[Dataset rows for apps and sites]
'''

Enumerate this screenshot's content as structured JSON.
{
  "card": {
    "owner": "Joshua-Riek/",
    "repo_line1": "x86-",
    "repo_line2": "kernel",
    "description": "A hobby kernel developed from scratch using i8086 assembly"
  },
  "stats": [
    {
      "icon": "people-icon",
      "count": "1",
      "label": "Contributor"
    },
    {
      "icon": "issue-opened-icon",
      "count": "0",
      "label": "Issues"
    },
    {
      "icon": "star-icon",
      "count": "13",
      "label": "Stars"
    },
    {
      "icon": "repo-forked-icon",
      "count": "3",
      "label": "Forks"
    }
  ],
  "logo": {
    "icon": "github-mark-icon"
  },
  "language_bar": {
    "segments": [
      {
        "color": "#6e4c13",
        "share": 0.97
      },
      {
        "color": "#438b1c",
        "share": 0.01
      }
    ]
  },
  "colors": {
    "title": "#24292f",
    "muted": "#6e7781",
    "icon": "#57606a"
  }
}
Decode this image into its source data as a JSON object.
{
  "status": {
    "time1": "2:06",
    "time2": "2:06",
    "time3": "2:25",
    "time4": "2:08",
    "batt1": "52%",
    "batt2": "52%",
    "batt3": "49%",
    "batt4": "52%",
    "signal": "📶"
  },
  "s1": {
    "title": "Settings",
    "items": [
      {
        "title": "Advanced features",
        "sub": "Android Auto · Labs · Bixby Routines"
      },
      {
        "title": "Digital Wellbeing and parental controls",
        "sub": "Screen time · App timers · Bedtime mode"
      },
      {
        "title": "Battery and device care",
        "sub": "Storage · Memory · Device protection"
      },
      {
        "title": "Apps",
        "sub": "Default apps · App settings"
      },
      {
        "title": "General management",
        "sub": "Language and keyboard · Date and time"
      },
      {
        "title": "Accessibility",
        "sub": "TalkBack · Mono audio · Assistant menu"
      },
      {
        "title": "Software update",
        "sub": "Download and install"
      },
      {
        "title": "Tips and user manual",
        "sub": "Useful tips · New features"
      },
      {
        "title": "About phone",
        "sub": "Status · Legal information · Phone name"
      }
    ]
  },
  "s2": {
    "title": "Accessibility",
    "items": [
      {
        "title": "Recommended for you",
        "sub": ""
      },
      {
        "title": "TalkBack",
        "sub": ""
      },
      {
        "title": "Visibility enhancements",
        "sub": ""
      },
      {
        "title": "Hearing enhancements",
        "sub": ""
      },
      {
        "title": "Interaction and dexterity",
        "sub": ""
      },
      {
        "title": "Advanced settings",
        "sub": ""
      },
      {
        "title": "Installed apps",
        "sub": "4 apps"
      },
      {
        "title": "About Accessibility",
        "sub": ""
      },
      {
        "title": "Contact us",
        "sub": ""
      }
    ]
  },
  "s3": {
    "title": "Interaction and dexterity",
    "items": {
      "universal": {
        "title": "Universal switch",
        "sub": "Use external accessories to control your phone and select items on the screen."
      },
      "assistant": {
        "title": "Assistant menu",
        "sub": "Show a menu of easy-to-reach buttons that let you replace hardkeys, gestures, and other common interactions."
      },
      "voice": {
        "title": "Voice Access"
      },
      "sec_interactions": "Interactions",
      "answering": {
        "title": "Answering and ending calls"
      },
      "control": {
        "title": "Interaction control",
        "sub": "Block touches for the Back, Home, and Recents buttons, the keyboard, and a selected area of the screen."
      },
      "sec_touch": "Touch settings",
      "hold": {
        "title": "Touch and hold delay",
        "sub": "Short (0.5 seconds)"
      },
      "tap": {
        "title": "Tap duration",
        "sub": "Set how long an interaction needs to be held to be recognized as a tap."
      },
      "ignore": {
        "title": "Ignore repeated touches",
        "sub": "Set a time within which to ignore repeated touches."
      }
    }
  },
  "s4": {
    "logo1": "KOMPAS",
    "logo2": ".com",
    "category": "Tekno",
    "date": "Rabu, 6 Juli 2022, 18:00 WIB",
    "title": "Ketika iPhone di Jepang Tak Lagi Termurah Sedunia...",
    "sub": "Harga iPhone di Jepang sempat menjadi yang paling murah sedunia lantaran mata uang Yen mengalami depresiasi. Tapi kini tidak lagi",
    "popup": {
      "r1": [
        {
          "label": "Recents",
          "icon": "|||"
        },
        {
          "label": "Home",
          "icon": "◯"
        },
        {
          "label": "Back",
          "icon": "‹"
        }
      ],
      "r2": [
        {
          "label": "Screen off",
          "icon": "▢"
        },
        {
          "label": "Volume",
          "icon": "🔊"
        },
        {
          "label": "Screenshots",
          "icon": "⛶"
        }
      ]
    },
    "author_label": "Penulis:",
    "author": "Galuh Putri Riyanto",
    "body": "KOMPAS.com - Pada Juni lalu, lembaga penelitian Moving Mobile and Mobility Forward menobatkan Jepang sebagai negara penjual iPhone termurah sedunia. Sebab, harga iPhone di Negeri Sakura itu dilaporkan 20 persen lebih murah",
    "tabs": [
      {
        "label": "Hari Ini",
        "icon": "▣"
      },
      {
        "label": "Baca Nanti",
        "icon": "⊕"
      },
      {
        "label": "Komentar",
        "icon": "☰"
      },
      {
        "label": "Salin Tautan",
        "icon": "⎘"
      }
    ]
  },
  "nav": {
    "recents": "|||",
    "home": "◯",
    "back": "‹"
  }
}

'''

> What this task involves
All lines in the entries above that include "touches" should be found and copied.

> Task answer
        "sub": "Block touches for the Back, Home, and Recents buttons, the keyboard, and a selected area of the screen."
        "title": "Ignore repeated touches",
        "sub": "Set a time within which to ignore repeated touches."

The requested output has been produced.